***** DATA FOR ANALYSIS

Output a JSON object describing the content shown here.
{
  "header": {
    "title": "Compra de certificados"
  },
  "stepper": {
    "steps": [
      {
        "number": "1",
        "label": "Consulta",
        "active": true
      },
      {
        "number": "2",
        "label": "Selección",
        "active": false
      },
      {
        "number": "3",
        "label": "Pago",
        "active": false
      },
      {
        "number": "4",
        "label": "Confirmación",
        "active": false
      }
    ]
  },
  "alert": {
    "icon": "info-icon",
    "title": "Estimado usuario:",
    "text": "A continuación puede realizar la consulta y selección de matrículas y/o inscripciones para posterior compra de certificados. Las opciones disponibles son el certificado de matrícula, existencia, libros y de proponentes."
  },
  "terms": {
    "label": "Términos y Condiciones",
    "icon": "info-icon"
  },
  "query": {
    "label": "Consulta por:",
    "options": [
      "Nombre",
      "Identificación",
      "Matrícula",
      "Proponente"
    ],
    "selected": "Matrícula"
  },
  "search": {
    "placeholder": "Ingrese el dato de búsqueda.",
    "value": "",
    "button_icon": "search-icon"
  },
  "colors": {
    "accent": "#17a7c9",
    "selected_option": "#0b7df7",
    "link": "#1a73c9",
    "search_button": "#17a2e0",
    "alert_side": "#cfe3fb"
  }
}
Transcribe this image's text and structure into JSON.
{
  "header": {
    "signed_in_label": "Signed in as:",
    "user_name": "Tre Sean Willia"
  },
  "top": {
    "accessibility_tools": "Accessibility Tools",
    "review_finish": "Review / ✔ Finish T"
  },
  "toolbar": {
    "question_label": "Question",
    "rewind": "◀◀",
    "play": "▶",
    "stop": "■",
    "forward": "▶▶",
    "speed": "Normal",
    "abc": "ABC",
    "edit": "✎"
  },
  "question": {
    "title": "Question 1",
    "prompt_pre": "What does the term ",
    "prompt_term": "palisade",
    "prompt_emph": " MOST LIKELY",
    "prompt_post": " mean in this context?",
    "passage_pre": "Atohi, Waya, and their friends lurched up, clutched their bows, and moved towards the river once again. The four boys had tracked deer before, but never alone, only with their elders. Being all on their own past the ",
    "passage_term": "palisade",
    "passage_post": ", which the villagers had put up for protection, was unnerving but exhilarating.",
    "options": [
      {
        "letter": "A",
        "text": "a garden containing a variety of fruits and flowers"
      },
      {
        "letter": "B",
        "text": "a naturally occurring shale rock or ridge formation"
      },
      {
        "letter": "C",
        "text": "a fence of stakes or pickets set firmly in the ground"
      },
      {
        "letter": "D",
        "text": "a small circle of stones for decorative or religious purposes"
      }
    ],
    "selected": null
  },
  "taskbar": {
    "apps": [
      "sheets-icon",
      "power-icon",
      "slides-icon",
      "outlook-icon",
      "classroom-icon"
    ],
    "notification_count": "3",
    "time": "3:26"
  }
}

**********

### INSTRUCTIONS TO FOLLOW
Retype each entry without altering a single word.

### ANSWER BOX
Output a JSON object describing the content shown here.
{
  "header": {
    "title": "Compra de certificados"
  },
  "stepper": {
    "steps": [
      {
        "number": "1",
        "label": "Consulta",
        "active": true
      },
      {
        "number": "2",
        "label": "Selección",
        "active": false
      },
      {
        "number": "3",
        "label": "Pago",
        "active": false
      },
      {
        "number": "4",
        "label": "Confirmación",
        "active": false
      }
    ]
  },
  "alert": {
    "icon": "info-icon",
    "title": "Estimado usuario:",
    "text": "A continuación puede realizar la consulta y selección de matrículas y/o inscripciones para posterior compra de certificados. Las opciones disponibles son el certificado de matrícula, existencia, libros y de proponentes."
  },
  "terms": {
    "label": "Términos y Condiciones",
    "icon": "info-icon"
  },
  "query": {
    "label": "Consulta por:",
    "options": [
      "Nombre",
      "Identificación",
      "Matrícula",
      "Proponente"
    ],
    "selected": "Matrícula"
  },
  "search": {
    "placeholder": "Ingrese el dato de búsqueda.",
    "value": "",
    "button_icon": "search-icon"
  },
  "colors": {
    "accent": "#17a7c9",
    "selected_option": "#0b7df7",
    "link": "#1a73c9",
    "search_button": "#17a2e0",
    "alert_side": "#cfe3fb"
  }
}
Transcribe this image's text and structure into JSON.
{
  "header": {
    "signed_in_label": "Signed in as:",
    "user_name": "Tre Sean Willia"
  },
  "top": {
    "accessibility_tools": "Accessibility Tools",
    "review_finish": "Review / ✔ Finish T"
  },
  "toolbar": {
    "question_label": "Question",
    "rewind": "◀◀",
    "play": "▶",
    "stop": "■",
    "forward": "▶▶",
    "speed": "Normal",
    "abc": "ABC",
    "edit": "✎"
  },
  "question": {
    "title": "Question 1",
    "prompt_pre": "What does the term ",
    "prompt_term": "palisade",
    "prompt_emph": " MOST LIKELY",
    "prompt_post": " mean in this context?",
    "passage_pre": "Atohi, Waya, and their friends lurched up, clutched their bows, and moved towards the river once again. The four boys had tracked deer before, but never alone, only with their elders. Being all on their own past the ",
    "passage_term": "palisade",
    "passage_post": ", which the villagers had put up for protection, was unnerving but exhilarating.",
    "options": [
      {
        "letter": "A",
        "text": "a garden containing a variety of fruits and flowers"
      },
      {
        "letter": "B",
        "text": "a naturally occurring shale rock or ridge formation"
      },
      {
        "letter": "C",
        "text": "a fence of stakes or pickets set firmly in the ground"
      },
      {
        "letter": "D",
        "text": "a small circle of stones for decorative or religious purposes"
      }
    ],
    "selected": null
  },
  "taskbar": {
    "apps": [
      "sheets-icon",
      "power-icon",
      "slides-icon",
      "outlook-icon",
      "classroom-icon"
    ],
    "notification_count": "3",
    "time": "3:26"
  }
}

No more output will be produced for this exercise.